It’s not often that a messy public divorce, of sorts, leaves nearly everyone — or at least those of us who weren’t part of the relationship—better off for the split. Of course, I’m not talking about a real marriage or family, but of a corporate relationship.
In 2015, Chris Kimball left or was forced out of the America’s Test Kitchen empire he had founded several decades before. In case you don’t know, ATK includes an eponymous PBS TV show and a second show called Cook’s Country, a magazine of the same name and its more famous, older sibling Cook’s Illustrated, as well as recipe and equipment review web sites, and a cookbook publishing business.
Kimball founded the company in 1993 and led it from a Brookline, Massachusetts, brownstone until he left. Right before that point, the company had brought on its first CEO as it tried to deal with the changes in the way Americans get their food journalism in the age of the internet, but at some point in 2015 Kimball was forced out of his company by co-owners who thought he was no longer the man for the job.
At the time I was very skeptical of the move. I wrote here that this was a big mistake: “Chris Kimball is the face and personality of ATK and its driving force. This is like John Scully forcing Steve Jobs out of Apple in the 1980s. It is Kimball’s homespun, stolid Vermonter style that underpins everything they do from the magazines to the TV shows to the radio show.”
I’m happy to say I was wrong. Certainly things have worked out for Kimball, but it’s also worked out for ATK.
In 2016, Kimball founded a new food journalism venture in Boston called Milk Street Kitchen with plans for a magazine, a cooking school, TV show, cookbooks, and all the rest. The plan was that Milk Street would shift focus. Whereas ATK’s properties were all about making the best versions of familiar and not-so-familiar dishes we could see on America’s dining room tables, Milk Street would go out into the world’s cultures to bring together techniques and ingredients and recipes in a way that could make more adventurous home cooks want to try them. It wasn’t just about lifting recipes from those cuisines, but about seeing how people think about food in different places.
Meanwhile, America’s Test Kitchen wasn’t sitting still… literally. The old, small brownstone in Brookline was cast aside in favor of a brand new huge space in Boston’s trendy, tech-centered Seaport. Also cast aside was any reticence about taking advantage of the internet to expand ATK’s reach. The web sites got vast improvements (like search finally becoming usable), their social media presence expanded (including a hugely successful Facebook group for subscribers), more personalities to become faces of the company emerged now that Kimball’s vast shadow was gone, they ditched the old Q-and-A/interview style radio show/podcast1 and created a new podcast that is very different from other food podcasts and has a huge audience.
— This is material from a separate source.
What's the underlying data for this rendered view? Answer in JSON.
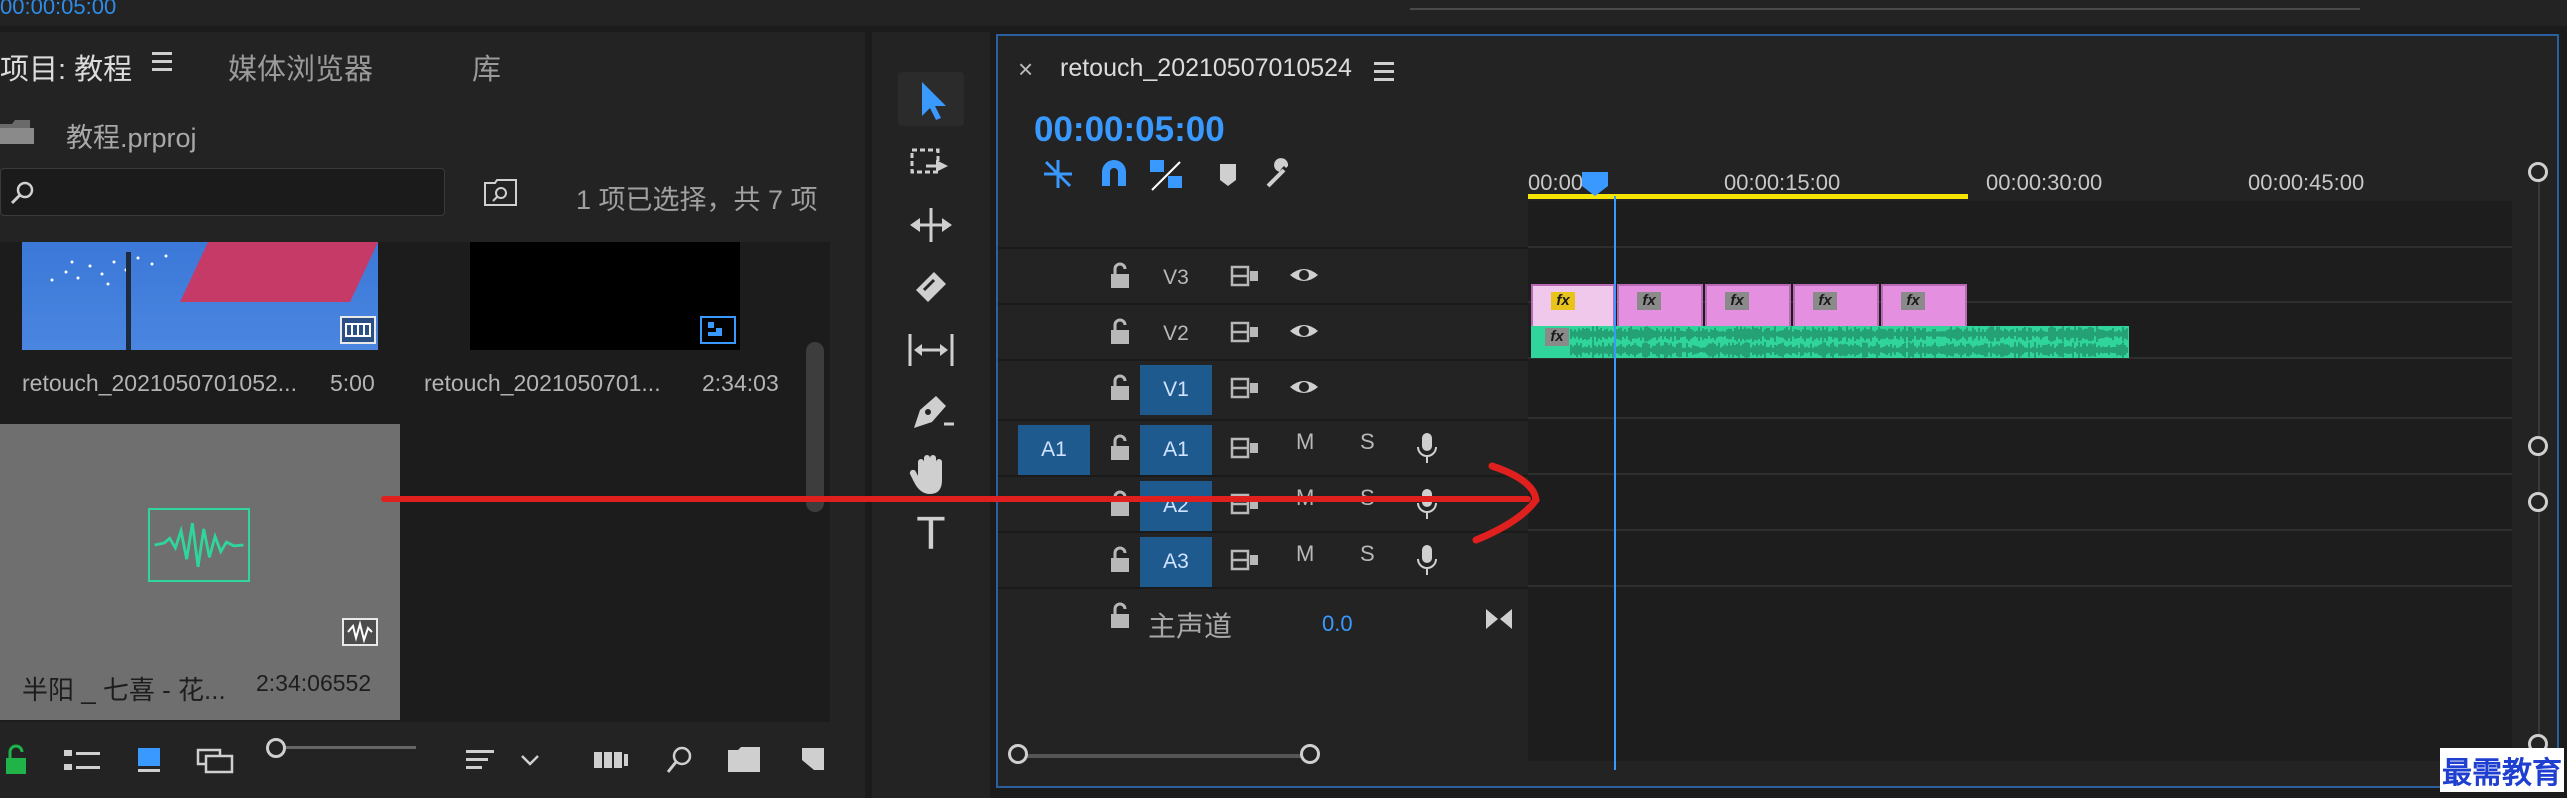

And they’re all good. I’m constantly trying new recipes from Milk Street and my family is enjoying foods from Korea and Vietnam and Senegal and Russia and various Middle Eastern countries. But we’re also enjoying the recipes rising up from the revived ATK outlets, not to mention the videos and podcasts that have a lot more watchability and personality in a style that’s become popular on social media.
I’m sure that everyone involved in the split between ATK and Chris Kimball would rather have avoided the pain and costs associated with it, but as I look at the results more than two years on, I have to conclude that for fans of food journalism the split gave us more than twice the value we’d had before. It’s evidence of the theory of creative destruction, that sometimes a little chaos and disruption is good for the creative soul. Good for them and good for us.
- Interestingly, Kimball re-created the radio show/podcast in nearly identical format at Milk Street. ↩
- 1200px-Christopher_Kimball_2016.56fd89decff24e14b3b055b85602bb52: Melissa Baldino | CC BY SA 4.0